Our Lady of Mt. Carmel, Carmel, Indiana: Latin Mass surges in the Diocese

Similar results were achieved in 2007 at St. Boniface in Lafayette with attendance over 600.  The Christmas and NewYears Masses at Our Lady of Mt. Carmel the attendance surged around 300 souls per Mass.  Many of these souls came to experience the extraordinary Latin Rite out of interest and curiosity for the first time.  However, many souls are part of our growing St. John Bosco’s Latin Community that are attending this traditional (extraordinary) rite every Sunday at St. Elizabeth Seton 3pm. 

We are urging all attending the Latin Mass to write a “Thank-you” letter to the Holy Father.  This letter will help our Holy Father know how much each of us appreciates the opportunity to know this ancient rite which forged the holy souls in our Communion of Saints.

If you have any questions or would like to become part of our apostolate of promoting the Latin Mass, please contact Fr. Roberts at Our Lady of Mt. Carmel via email at robertsc@olmc1.org.

Did you know?:  The Traditional Latin Mass is known as the extraordinary form of the Roman Rite, since Pope Benedict XVI issued the motu proprio Summorum Pontificum.

Fr Z on H.E. Cardinal Hoyos’ Comments

Father Z at lunch in Rome                                                        on Friday September 19, 2008

Below, find the link to Fr Z on H.E. Cardinal Hoyos’ comments.

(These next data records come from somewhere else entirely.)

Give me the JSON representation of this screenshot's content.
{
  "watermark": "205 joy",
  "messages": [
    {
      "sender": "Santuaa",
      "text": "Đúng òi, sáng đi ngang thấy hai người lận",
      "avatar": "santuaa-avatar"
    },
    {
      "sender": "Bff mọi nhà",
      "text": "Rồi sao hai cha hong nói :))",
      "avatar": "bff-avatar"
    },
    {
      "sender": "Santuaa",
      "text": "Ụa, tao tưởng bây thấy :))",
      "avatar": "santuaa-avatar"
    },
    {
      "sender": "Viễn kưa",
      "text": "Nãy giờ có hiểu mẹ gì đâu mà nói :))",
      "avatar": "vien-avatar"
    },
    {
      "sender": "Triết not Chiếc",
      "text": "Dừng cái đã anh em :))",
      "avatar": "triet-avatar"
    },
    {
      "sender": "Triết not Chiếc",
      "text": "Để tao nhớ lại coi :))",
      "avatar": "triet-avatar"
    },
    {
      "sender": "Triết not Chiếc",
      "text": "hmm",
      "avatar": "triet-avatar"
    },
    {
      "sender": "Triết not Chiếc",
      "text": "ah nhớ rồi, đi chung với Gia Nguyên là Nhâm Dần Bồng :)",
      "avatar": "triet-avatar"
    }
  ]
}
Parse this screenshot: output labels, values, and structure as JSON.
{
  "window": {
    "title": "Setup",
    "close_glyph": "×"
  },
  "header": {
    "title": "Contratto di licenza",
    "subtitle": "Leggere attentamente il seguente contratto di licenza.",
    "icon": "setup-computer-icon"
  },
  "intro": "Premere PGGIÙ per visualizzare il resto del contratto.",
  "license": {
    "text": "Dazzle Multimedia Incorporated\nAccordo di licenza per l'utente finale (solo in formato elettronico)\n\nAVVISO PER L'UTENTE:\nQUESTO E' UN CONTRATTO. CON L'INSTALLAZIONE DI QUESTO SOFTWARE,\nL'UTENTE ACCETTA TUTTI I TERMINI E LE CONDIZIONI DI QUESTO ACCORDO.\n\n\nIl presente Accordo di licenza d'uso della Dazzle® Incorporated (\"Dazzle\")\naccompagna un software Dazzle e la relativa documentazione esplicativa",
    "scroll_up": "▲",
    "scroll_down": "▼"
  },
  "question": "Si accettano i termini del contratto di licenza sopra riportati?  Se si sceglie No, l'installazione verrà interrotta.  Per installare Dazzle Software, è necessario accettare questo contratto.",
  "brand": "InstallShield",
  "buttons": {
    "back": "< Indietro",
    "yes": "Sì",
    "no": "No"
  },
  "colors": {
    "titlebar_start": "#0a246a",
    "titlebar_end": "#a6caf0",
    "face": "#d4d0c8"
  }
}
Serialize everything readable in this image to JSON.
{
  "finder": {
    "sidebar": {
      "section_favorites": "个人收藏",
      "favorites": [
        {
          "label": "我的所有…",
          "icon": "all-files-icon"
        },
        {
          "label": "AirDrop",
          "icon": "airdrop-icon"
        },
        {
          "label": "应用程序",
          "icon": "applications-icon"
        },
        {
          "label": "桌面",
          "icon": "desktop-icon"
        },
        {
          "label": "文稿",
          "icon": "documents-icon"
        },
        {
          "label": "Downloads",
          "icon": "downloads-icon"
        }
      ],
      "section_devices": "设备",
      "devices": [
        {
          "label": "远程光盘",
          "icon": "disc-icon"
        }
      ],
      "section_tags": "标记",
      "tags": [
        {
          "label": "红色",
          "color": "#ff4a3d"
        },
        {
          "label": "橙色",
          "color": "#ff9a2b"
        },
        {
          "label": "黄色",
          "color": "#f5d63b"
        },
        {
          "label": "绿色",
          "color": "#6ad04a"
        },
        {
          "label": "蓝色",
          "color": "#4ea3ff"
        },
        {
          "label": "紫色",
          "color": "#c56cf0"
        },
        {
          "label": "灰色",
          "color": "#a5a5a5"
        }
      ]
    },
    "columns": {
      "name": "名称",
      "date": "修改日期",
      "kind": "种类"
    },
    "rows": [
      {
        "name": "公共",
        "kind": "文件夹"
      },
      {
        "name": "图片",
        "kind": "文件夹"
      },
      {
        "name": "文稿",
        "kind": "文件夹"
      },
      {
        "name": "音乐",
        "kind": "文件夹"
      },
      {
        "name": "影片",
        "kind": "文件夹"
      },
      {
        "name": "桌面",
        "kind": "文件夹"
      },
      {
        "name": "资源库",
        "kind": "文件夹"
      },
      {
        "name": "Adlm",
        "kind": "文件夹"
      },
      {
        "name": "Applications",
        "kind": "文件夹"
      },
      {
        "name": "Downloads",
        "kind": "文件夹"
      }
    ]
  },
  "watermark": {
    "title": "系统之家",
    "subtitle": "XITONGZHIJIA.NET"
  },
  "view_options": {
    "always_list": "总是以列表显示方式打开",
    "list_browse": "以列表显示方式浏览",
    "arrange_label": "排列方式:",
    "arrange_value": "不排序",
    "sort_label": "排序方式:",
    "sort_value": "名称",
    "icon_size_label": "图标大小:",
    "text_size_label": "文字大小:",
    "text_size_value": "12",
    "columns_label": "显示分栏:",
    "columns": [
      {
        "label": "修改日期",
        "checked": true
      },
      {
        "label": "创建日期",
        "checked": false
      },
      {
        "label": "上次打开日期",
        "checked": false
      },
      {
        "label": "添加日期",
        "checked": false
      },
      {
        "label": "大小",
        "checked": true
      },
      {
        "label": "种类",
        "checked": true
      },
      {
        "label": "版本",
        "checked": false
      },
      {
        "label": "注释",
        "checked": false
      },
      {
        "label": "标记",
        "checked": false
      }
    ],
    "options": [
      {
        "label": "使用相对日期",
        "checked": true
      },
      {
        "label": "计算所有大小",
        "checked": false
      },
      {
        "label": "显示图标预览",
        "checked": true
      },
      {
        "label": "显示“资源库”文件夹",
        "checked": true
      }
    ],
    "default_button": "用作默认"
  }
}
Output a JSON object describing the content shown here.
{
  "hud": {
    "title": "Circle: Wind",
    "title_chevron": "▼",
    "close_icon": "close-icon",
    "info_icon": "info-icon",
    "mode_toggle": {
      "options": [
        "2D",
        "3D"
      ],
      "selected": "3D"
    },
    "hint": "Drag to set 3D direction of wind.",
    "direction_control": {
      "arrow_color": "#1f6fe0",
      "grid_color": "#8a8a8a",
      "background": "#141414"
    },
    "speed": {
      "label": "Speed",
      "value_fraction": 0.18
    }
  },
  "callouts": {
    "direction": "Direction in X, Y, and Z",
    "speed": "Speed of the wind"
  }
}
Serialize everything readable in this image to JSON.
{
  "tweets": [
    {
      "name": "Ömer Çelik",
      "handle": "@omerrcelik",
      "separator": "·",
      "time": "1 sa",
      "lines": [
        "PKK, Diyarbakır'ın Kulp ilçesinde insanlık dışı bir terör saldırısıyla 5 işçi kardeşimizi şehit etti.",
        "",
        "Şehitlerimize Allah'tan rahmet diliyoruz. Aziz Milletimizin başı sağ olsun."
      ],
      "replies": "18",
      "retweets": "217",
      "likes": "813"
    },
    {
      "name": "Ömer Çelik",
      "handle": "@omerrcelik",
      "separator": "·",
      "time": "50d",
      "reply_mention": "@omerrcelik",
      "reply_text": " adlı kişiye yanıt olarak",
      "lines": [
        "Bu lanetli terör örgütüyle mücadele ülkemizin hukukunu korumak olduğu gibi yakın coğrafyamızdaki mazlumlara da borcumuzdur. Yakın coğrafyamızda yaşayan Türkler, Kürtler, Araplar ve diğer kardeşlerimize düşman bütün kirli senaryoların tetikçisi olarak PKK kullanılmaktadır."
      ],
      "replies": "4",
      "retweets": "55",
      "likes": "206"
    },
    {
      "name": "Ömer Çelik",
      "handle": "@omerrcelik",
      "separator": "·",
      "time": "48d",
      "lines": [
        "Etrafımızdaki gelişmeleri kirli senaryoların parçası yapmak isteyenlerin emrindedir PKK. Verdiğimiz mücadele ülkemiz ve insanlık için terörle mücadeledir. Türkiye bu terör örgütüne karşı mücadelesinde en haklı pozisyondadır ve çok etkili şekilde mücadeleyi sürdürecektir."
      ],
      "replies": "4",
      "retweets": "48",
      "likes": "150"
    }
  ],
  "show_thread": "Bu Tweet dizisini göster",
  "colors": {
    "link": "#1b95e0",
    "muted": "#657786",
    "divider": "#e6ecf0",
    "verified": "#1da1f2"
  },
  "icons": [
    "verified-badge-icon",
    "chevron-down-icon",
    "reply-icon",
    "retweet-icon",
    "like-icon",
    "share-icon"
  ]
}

http://wdtprs.com/blog/2008/09/reflecting-on-card-castrillons-remarks-the-other-day/